▶ _ABOUT THIS EXERCISE_:
Read through the entries below and copy each line where "photo" turns up.

▶ _MATERIAL TO PROCESS_:
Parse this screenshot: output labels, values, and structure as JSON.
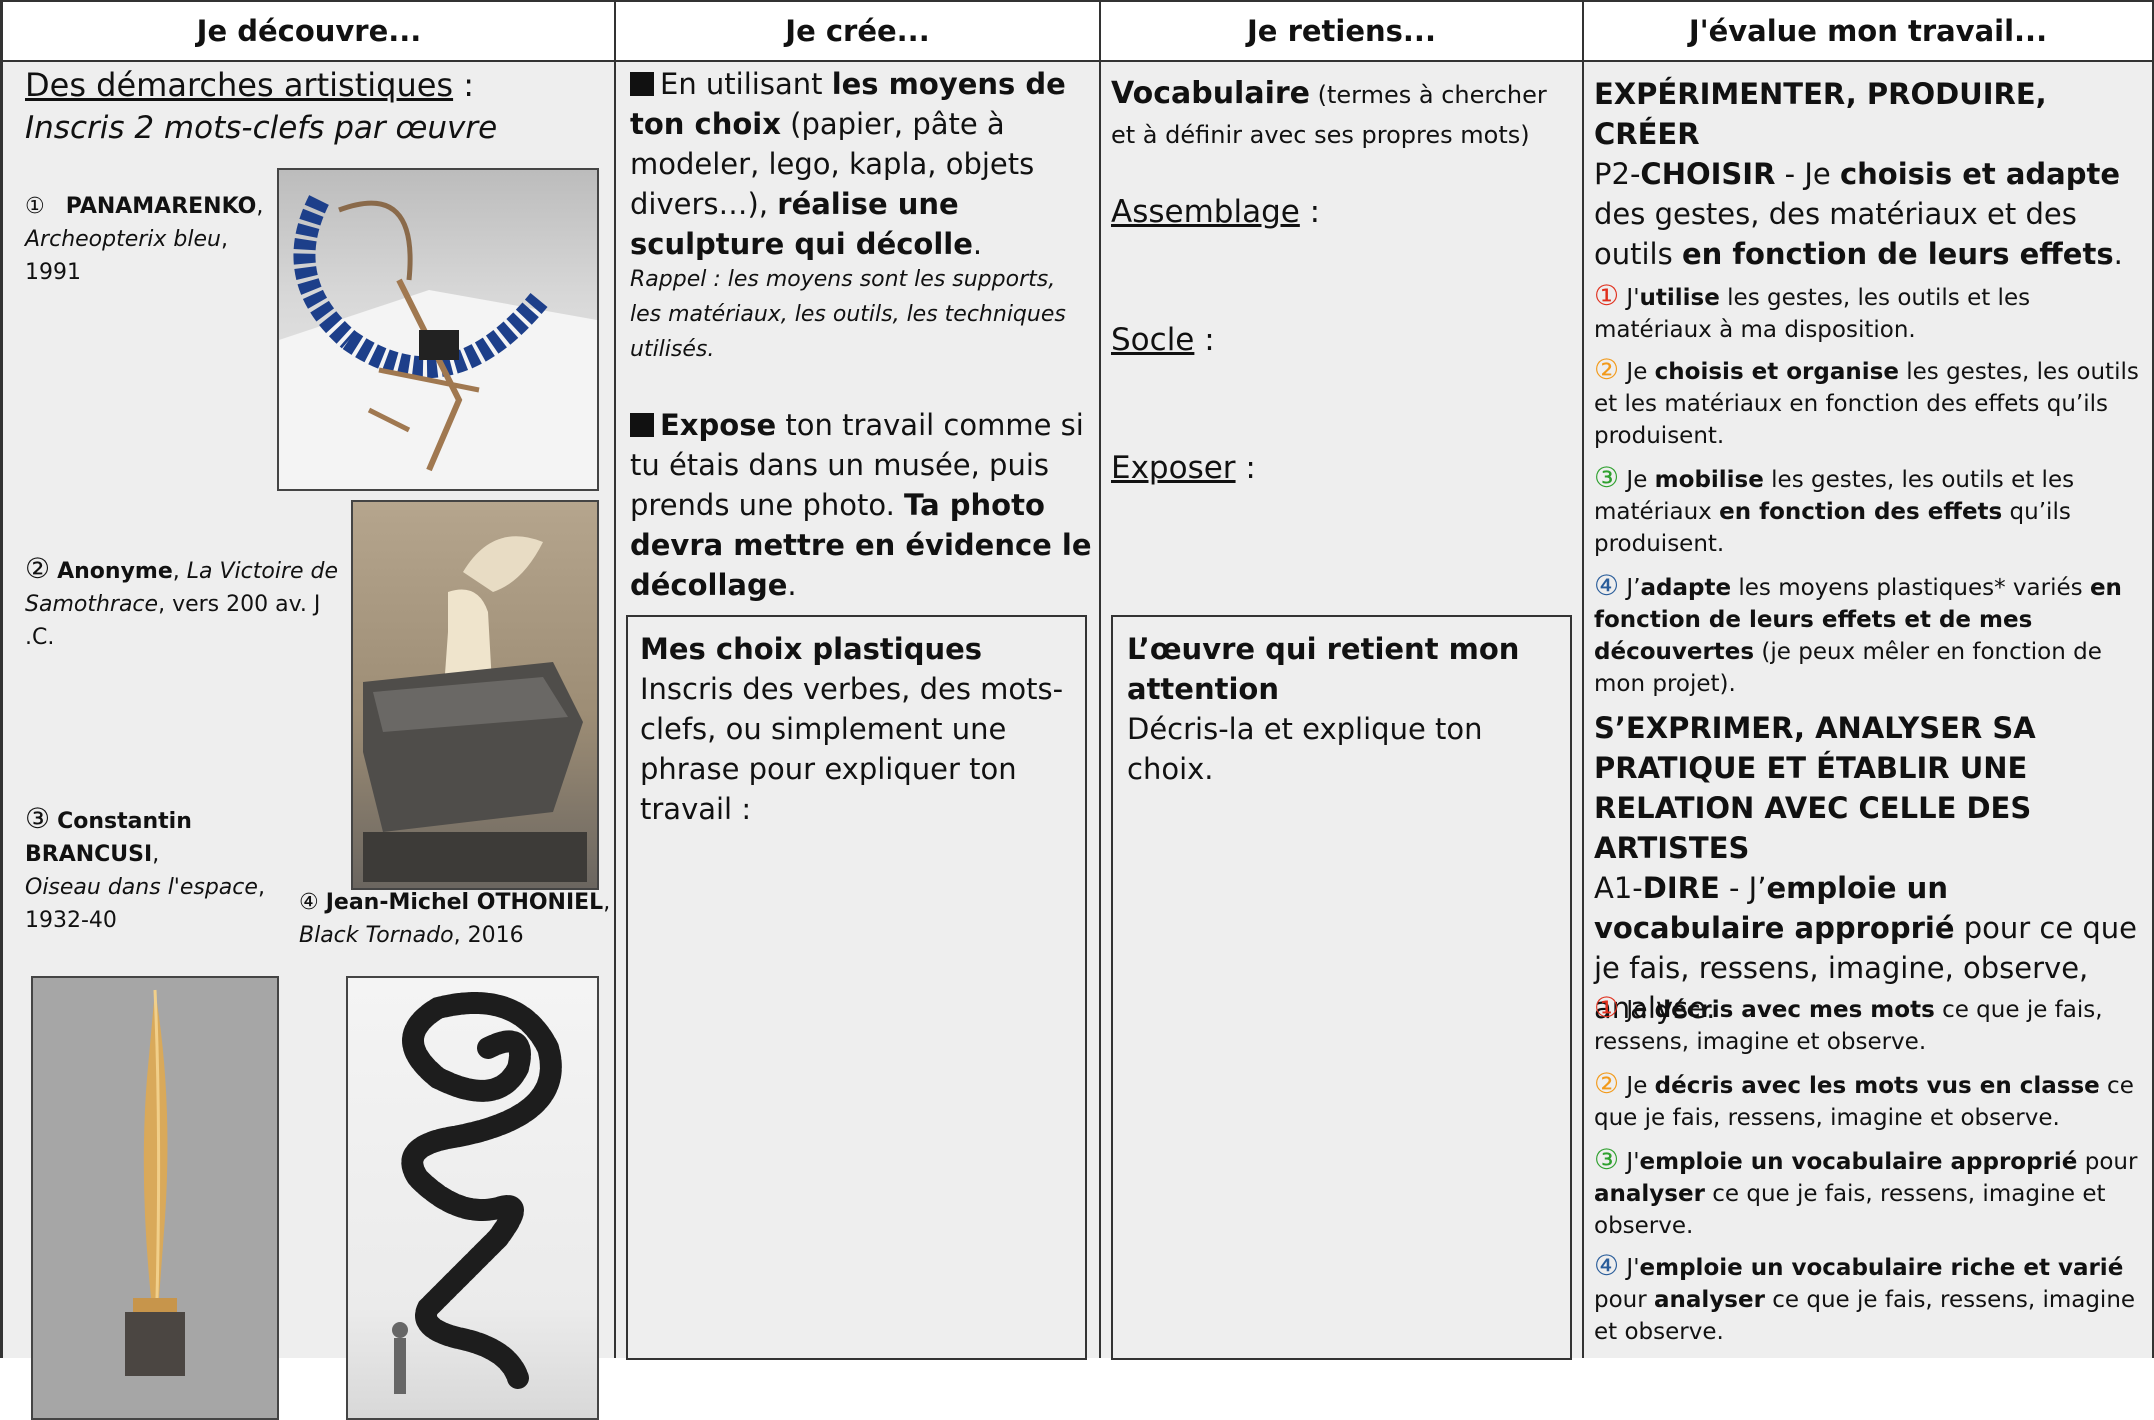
{
  "headers": [
    "Je découvre...",
    "Je crée...",
    "Je retiens...",
    "J'évalue mon travail..."
  ],
  "decouvre": {
    "title": "Des démarches artistiques",
    "title_suffix": " :",
    "instruction": "Inscris 2 mots-clefs par œuvre",
    "works": [
      {
        "num": "①",
        "artist": "PANAMARENKO",
        "title": "Archeopterix bleu",
        "date": "1991"
      },
      {
        "num": "②",
        "artist": "Anonyme",
        "title": "La Victoire de Samothrace",
        "date": "vers 200 av. J .C."
      },
      {
        "num": "③",
        "artist": "Constantin BRANCUSI",
        "title": "Oiseau dans l'espace",
        "date": "1932-40"
      },
      {
        "num": "④",
        "artist": "Jean-Michel OTHONIEL",
        "title": "Black Tornado",
        "date": "2016"
      }
    ]
  },
  "cree": {
    "p1_a": "En utilisant ",
    "p1_b": "les moyens de ton choix",
    "p1_c": " (papier, pâte à modeler, lego, kapla, objets divers…), ",
    "p1_d": "réalise une sculpture qui décolle",
    "p1_e": ".",
    "rappel": "Rappel : les moyens sont les supports, les matériaux, les outils, les techniques utilisés.",
    "p2_a": "Expose",
    "p2_b": " ton travail comme si tu étais dans un musée, puis prends une photo. ",
    "p2_c": "Ta photo devra mettre en évidence le décollage",
    "p2_d": ".",
    "box_title": "Mes choix plastiques",
    "box_text": "Inscris des verbes, des mots-clefs, ou simplement une phrase pour expliquer ton travail :"
  },
  "retiens": {
    "vocab_title": "Vocabulaire",
    "vocab_note": " (termes à chercher et à définir avec ses propres mots)",
    "terms": [
      "Assemblage",
      "Socle",
      "Exposer"
    ],
    "term_suffix": " :",
    "box_title": "L’œuvre qui retient mon attention",
    "box_text": "Décris-la et explique ton choix."
  },
  "evalue": {
    "s1_title": "EXPÉRIMENTER, PRODUIRE, CRÉER",
    "s1_code": "P2-",
    "s1_code_b": "CHOISIR",
    "s1_a": " - Je ",
    "s1_b": "choisis et adapte",
    "s1_c": " des gestes, des matériaux et des outils ",
    "s1_d": "en fonction de leurs effets",
    "s1_e": ".",
    "c1": {
      "n": "①",
      "a": " J'",
      "b": "utilise",
      "c": " les gestes, les outils et les matériaux à ma disposition."
    },
    "c2": {
      "n": "②",
      "a": " Je ",
      "b": "choisis et organise",
      "c": " les gestes, les outils et les matériaux en fonction des effets qu’ils produisent."
    },
    "c3": {
      "n": "③",
      "a": " Je ",
      "b": "mobilise",
      "c": " les gestes, les outils et les matériaux ",
      "d": "en fonction des effets",
      "e": " qu’ils produisent."
    },
    "c4": {
      "n": "④",
      "a": " J’",
      "b": "adapte",
      "c": " les moyens plastiques* variés ",
      "d": "en fonction de leurs effets et de mes découvertes",
      "e": " (je peux mêler en fonction de mon projet)."
    },
    "s2_title": "S’EXPRIMER, ANALYSER SA PRATIQUE ET ÉTABLIR UNE RELATION AVEC CELLE DES ARTISTES",
    "s2_code": "A1-",
    "s2_code_b": "DIRE",
    "s2_a": " - J’",
    "s2_b": "emploie un vocabulaire approprié",
    "s2_c": " pour ce que je fais, ressens, imagine, observe, analyse.",
    "d1": {
      "n": "①",
      "a": " Je ",
      "b": "décris avec mes mots",
      "c": " ce que je fais, ressens, imagine et observe."
    },
    "d2": {
      "n": "②",
      "a": " Je ",
      "b": "décris avec les mots vus en classe",
      "c": " ce que je fais, ressens, imagine et observe."
    },
    "d3": {
      "n": "③",
      "a": " J'",
      "b": "emploie un vocabulaire approprié",
      "c": " pour ",
      "d": "analyser",
      "e": " ce que je fais, ressens, imagine et observe."
    },
    "d4": {
      "n": "④",
      "a": " J'",
      "b": "emploie un vocabulaire riche et varié",
      "c": " pour ",
      "d": "analyser",
      "e": " ce que je fais, ressens, imagine et observe."
    }
  }
}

▶ _OUTPUT FOR THIS EXERCISE_:
    "p2_b": " ton travail comme si tu étais dans un musée, puis prends une photo. ",
    "p2_c": "Ta photo devra mettre en évidence le décollage",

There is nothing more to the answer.